Records from a dataset:
== == ==

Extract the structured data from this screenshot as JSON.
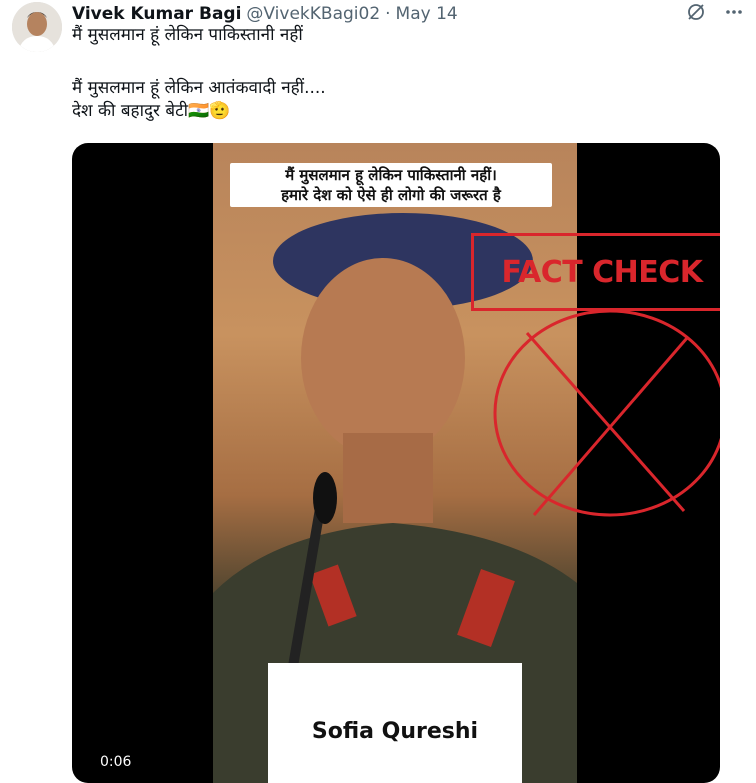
{
  "author": {
    "name": "Vivek Kumar Bagi",
    "handle": "@VivekKBagi02",
    "separator": "·",
    "date": "May 14"
  },
  "icons": {
    "grok": "grok-slash-icon",
    "more": "more-horizontal-icon"
  },
  "tweet": {
    "line1": "मैं मुसलमान हूं लेकिन पाकिस्तानी नहीं",
    "line2": "मैं मुसलमान हूं लेकिन आतंकवादी नहीं....",
    "line3": "देश की बहादुर बेटी🇮🇳🫡"
  },
  "media": {
    "caption_line1": "मैं मुसलमान हू लेकिन पाकिस्तानी नहीं।",
    "caption_line2": "हमारे देश को ऐसे ही लोगो की जरूरत है",
    "nameplate": "Sofia Qureshi",
    "fact_check_label": "FACT CHECK",
    "timestamp": "0:06"
  },
  "colors": {
    "fact_check_red": "#d9262c",
    "name_text": "#0f1419",
    "muted_text": "#536471"
  }
}
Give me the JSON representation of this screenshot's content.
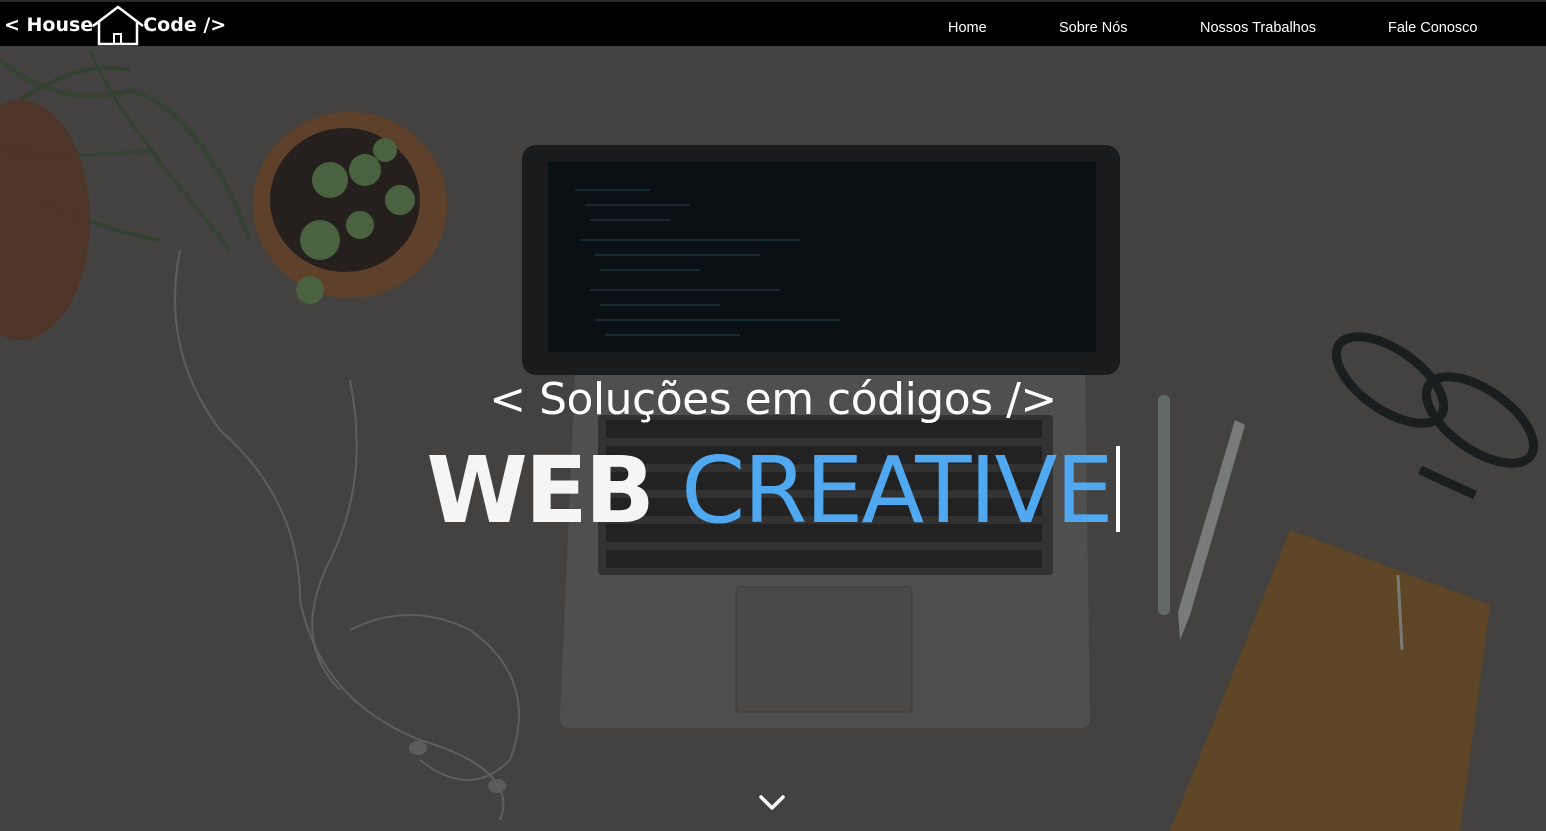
{
  "navbar": {
    "logo": {
      "left": "< House",
      "right": "Code />",
      "icon": "house-icon"
    },
    "links": [
      {
        "label": "Home"
      },
      {
        "label": "Sobre Nós"
      },
      {
        "label": "Nossos Trabalhos"
      },
      {
        "label": "Fale Conosco"
      }
    ]
  },
  "hero": {
    "slogan": "< Soluções em códigos />",
    "headline": {
      "word1": "WEB",
      "word2": "CREATIVE"
    },
    "scroll_icon": "chevron-down-icon"
  },
  "colors": {
    "navbar": "#000000",
    "accent": "#4fa8f0",
    "text": "#ffffff"
  }
}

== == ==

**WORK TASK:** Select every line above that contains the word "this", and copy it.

**TASK RESULT:**
Extract the structured data from this screenshot as JSON.
Give me the JSON representation of this screenshot's content.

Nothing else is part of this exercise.